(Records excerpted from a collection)

☆ ☆ ☆

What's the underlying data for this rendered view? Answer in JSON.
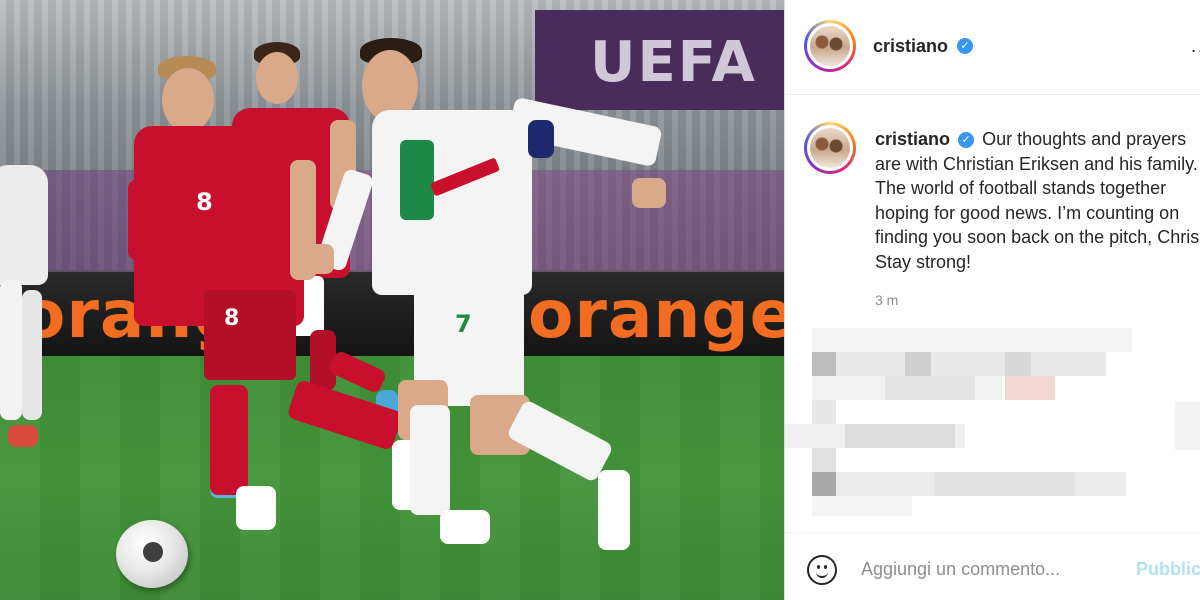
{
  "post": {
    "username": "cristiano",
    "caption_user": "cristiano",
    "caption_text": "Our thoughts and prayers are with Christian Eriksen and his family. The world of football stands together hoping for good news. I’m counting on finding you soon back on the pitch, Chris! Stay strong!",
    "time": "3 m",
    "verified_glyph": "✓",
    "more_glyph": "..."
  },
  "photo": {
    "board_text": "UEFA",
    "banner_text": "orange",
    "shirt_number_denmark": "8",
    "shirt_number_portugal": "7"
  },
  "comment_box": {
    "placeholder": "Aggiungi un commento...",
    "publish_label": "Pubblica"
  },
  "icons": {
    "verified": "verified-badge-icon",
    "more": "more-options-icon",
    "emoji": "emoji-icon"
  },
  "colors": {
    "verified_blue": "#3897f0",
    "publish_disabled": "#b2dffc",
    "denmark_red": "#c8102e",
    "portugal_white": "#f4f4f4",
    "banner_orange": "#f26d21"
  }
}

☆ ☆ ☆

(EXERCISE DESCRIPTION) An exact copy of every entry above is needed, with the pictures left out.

(ANSWER FOR THIS EXERCISE)
What's the underlying data for this rendered view? Answer in JSON.
{
  "post": {
    "username": "cristiano",
    "caption_user": "cristiano",
    "caption_text": "Our thoughts and prayers are with Christian Eriksen and his family. The world of football stands together hoping for good news. I’m counting on finding you soon back on the pitch, Chris! Stay strong!",
    "time": "3 m",
    "verified_glyph": "✓",
    "more_glyph": "..."
  },
  "photo": {
    "board_text": "UEFA",
    "banner_text": "orange",
    "shirt_number_denmark": "8",
    "shirt_number_portugal": "7"
  },
  "comment_box": {
    "placeholder": "Aggiungi un commento...",
    "publish_label": "Pubblica"
  },
  "icons": {
    "verified": "verified-badge-icon",
    "more": "more-options-icon",
    "emoji": "emoji-icon"
  },
  "colors": {
    "verified_blue": "#3897f0",
    "publish_disabled": "#b2dffc",
    "denmark_red": "#c8102e",
    "portugal_white": "#f4f4f4",
    "banner_orange": "#f26d21"
  }
}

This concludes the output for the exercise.